### Extracted entries

▽

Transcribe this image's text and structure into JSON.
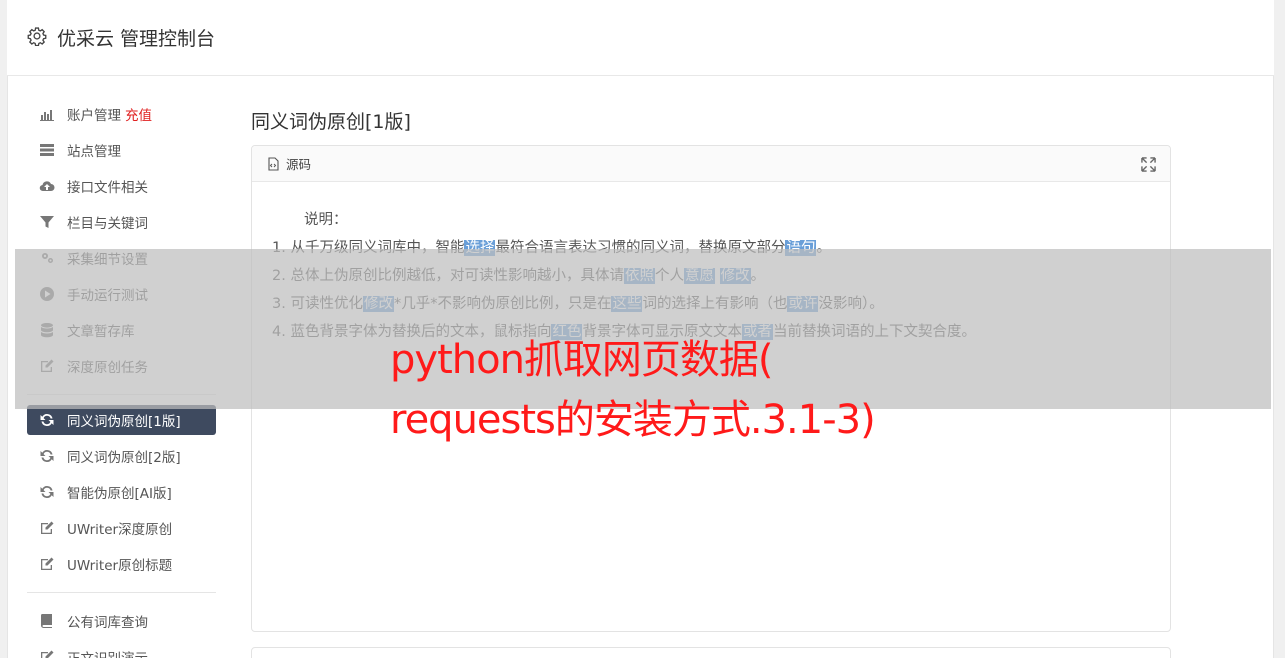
{
  "header": {
    "title": "优采云 管理控制台",
    "icon": "gear-icon"
  },
  "sidebar": {
    "group1": [
      {
        "label": "账户管理",
        "badge": "充值",
        "icon": "bar-chart-icon"
      },
      {
        "label": "站点管理",
        "icon": "server-icon"
      },
      {
        "label": "接口文件相关",
        "icon": "cloud-upload-icon"
      },
      {
        "label": "栏目与关键词",
        "icon": "filter-icon"
      },
      {
        "label": "采集细节设置",
        "icon": "gears-icon"
      },
      {
        "label": "手动运行测试",
        "icon": "play-circle-icon"
      },
      {
        "label": "文章暂存库",
        "icon": "database-icon"
      },
      {
        "label": "深度原创任务",
        "icon": "edit-icon"
      }
    ],
    "group2": [
      {
        "label": "同义词伪原创[1版]",
        "icon": "refresh-icon",
        "active": true
      },
      {
        "label": "同义词伪原创[2版]",
        "icon": "refresh-icon"
      },
      {
        "label": "智能伪原创[AI版]",
        "icon": "refresh-icon"
      },
      {
        "label": "UWriter深度原创",
        "icon": "edit-icon"
      },
      {
        "label": "UWriter原创标题",
        "icon": "edit-icon"
      }
    ],
    "group3": [
      {
        "label": "公有词库查询",
        "icon": "book-icon"
      },
      {
        "label": "正文识别演示",
        "icon": "edit-icon"
      }
    ]
  },
  "main": {
    "title": "同义词伪原创[1版]",
    "panel": {
      "head": "源码",
      "note_title": "说明：",
      "lines": [
        [
          "1. 从千万级同义词库中，智能",
          {
            "hl": "选择"
          },
          "最符合语言表达习惯的同义词，替换原文部分",
          {
            "hl": "语句"
          },
          "。"
        ],
        [
          "2. 总体上伪原创比例越低，对可读性影响越小，具体请",
          {
            "hl": "依照"
          },
          "个人",
          {
            "hl": "意愿"
          },
          " ",
          {
            "hl": "修改"
          },
          "。"
        ],
        [
          "3. 可读性优化",
          {
            "hl": "修改"
          },
          "*几乎*不影响伪原创比例，只是在",
          {
            "hl": "这些"
          },
          "词的选择上有影响（也",
          {
            "hl": "或许"
          },
          "没影响）。"
        ],
        [
          "4. 蓝色背景字体为替换后的文本，鼠标指向",
          {
            "hl": "红色"
          },
          "背景字体可显示原文文本",
          {
            "hl": "或者"
          },
          "当前替换词语的上下文契合度。"
        ]
      ]
    }
  },
  "overlay": {
    "line1": "python抓取网页数据(",
    "line2": "requests的安装方式.3.1-3)"
  }
}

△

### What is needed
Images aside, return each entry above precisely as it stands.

### Response for this exercise
Transcribe this image's text and structure into JSON.
{
  "header": {
    "title": "优采云 管理控制台",
    "icon": "gear-icon"
  },
  "sidebar": {
    "group1": [
      {
        "label": "账户管理",
        "badge": "充值",
        "icon": "bar-chart-icon"
      },
      {
        "label": "站点管理",
        "icon": "server-icon"
      },
      {
        "label": "接口文件相关",
        "icon": "cloud-upload-icon"
      },
      {
        "label": "栏目与关键词",
        "icon": "filter-icon"
      },
      {
        "label": "采集细节设置",
        "icon": "gears-icon"
      },
      {
        "label": "手动运行测试",
        "icon": "play-circle-icon"
      },
      {
        "label": "文章暂存库",
        "icon": "database-icon"
      },
      {
        "label": "深度原创任务",
        "icon": "edit-icon"
      }
    ],
    "group2": [
      {
        "label": "同义词伪原创[1版]",
        "icon": "refresh-icon",
        "active": true
      },
      {
        "label": "同义词伪原创[2版]",
        "icon": "refresh-icon"
      },
      {
        "label": "智能伪原创[AI版]",
        "icon": "refresh-icon"
      },
      {
        "label": "UWriter深度原创",
        "icon": "edit-icon"
      },
      {
        "label": "UWriter原创标题",
        "icon": "edit-icon"
      }
    ],
    "group3": [
      {
        "label": "公有词库查询",
        "icon": "book-icon"
      },
      {
        "label": "正文识别演示",
        "icon": "edit-icon"
      }
    ]
  },
  "main": {
    "title": "同义词伪原创[1版]",
    "panel": {
      "head": "源码",
      "note_title": "说明：",
      "lines": [
        [
          "1. 从千万级同义词库中，智能",
          {
            "hl": "选择"
          },
          "最符合语言表达习惯的同义词，替换原文部分",
          {
            "hl": "语句"
          },
          "。"
        ],
        [
          "2. 总体上伪原创比例越低，对可读性影响越小，具体请",
          {
            "hl": "依照"
          },
          "个人",
          {
            "hl": "意愿"
          },
          " ",
          {
            "hl": "修改"
          },
          "。"
        ],
        [
          "3. 可读性优化",
          {
            "hl": "修改"
          },
          "*几乎*不影响伪原创比例，只是在",
          {
            "hl": "这些"
          },
          "词的选择上有影响（也",
          {
            "hl": "或许"
          },
          "没影响）。"
        ],
        [
          "4. 蓝色背景字体为替换后的文本，鼠标指向",
          {
            "hl": "红色"
          },
          "背景字体可显示原文文本",
          {
            "hl": "或者"
          },
          "当前替换词语的上下文契合度。"
        ]
      ]
    }
  },
  "overlay": {
    "line1": "python抓取网页数据(",
    "line2": "requests的安装方式.3.1-3)"
  }
}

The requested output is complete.